WHAT THE TASK ASKS
Find the lines below in which the string "name" occurs. Copy each one.

RECORDED DATA

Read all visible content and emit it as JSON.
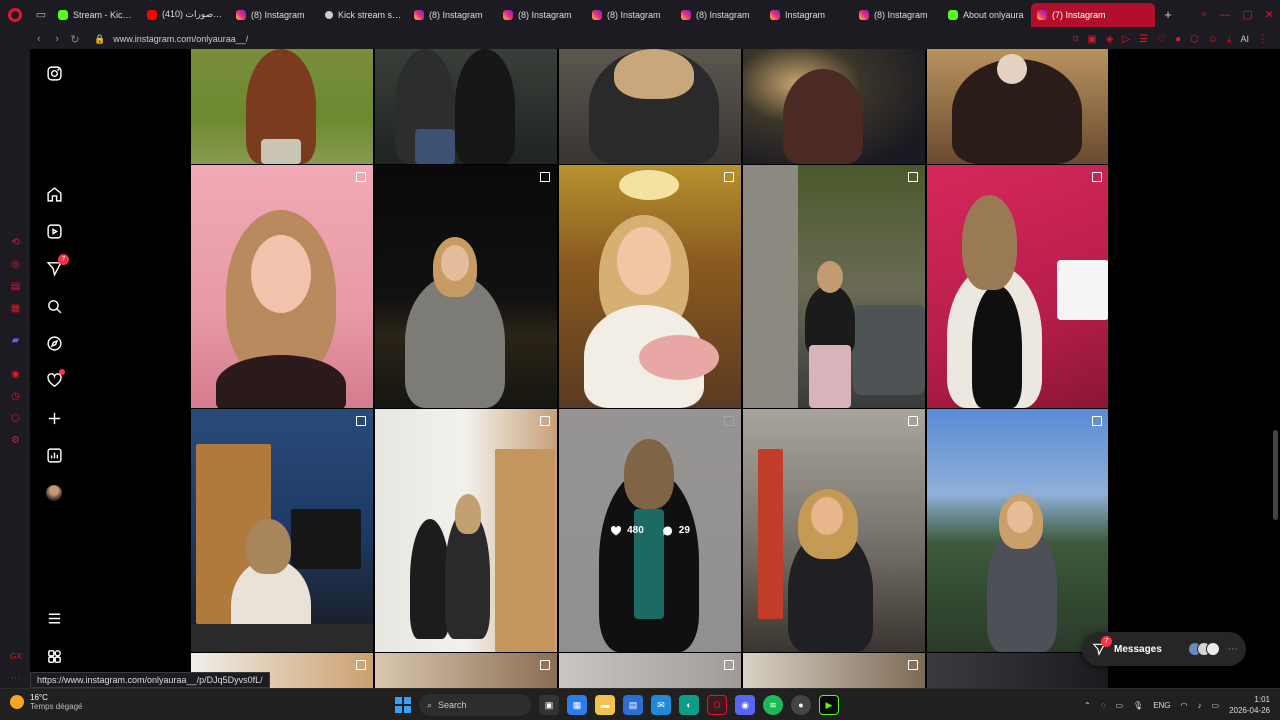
{
  "browser": {
    "tabs": [
      {
        "label": "Stream - Kick D",
        "favicon": "kick"
      },
      {
        "label": "(410) الديناصورات",
        "favicon": "youtube"
      },
      {
        "label": "(8) Instagram",
        "favicon": "instagram"
      },
      {
        "label": "Kick stream sup",
        "favicon": "generic"
      },
      {
        "label": "(8) Instagram",
        "favicon": "instagram"
      },
      {
        "label": "(8) Instagram",
        "favicon": "instagram"
      },
      {
        "label": "(8) Instagram",
        "favicon": "instagram"
      },
      {
        "label": "(8) Instagram",
        "favicon": "instagram"
      },
      {
        "label": "Instagram",
        "favicon": "instagram"
      },
      {
        "label": "(8) Instagram",
        "favicon": "instagram"
      },
      {
        "label": "About onlyaura",
        "favicon": "kick"
      },
      {
        "label": "(7) Instagram",
        "favicon": "instagram",
        "active": true
      }
    ],
    "url": "www.instagram.com/onlyauraa__/",
    "ai_label": "AI",
    "accent": "#e0162b",
    "active_tab_color": "#b30f2d"
  },
  "instagram": {
    "nav": {
      "items": [
        {
          "name": "instagram-logo-icon"
        },
        {
          "name": "home-icon"
        },
        {
          "name": "reels-icon"
        },
        {
          "name": "messages-icon",
          "badge": "7"
        },
        {
          "name": "search-icon"
        },
        {
          "name": "explore-icon"
        },
        {
          "name": "notifications-icon"
        },
        {
          "name": "create-icon"
        },
        {
          "name": "dashboard-icon"
        },
        {
          "name": "profile-avatar"
        },
        {
          "name": "more-menu-icon"
        },
        {
          "name": "also-from-meta-icon"
        }
      ]
    },
    "hover_stats": {
      "likes": "480",
      "comments": "29"
    },
    "messages_pill": {
      "label": "Messages",
      "badge": "7"
    }
  },
  "status_link": "https://www.instagram.com/onlyauraa__/p/DJq5Dyvs0fL/",
  "taskbar": {
    "weather_temp": "16°C",
    "weather_desc": "Temps dégagé",
    "search_placeholder": "Search",
    "language": "ENG",
    "time": "1:01",
    "date": "2026-04-26"
  }
}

YOUR RESPONSE
          "name": "instagram-logo-icon"
          "name": "home-icon"
          "name": "reels-icon"
          "name": "messages-icon",
          "name": "search-icon"
          "name": "explore-icon"
          "name": "notifications-icon"
          "name": "create-icon"
          "name": "dashboard-icon"
          "name": "profile-avatar"
          "name": "more-menu-icon"
          "name": "also-from-meta-icon"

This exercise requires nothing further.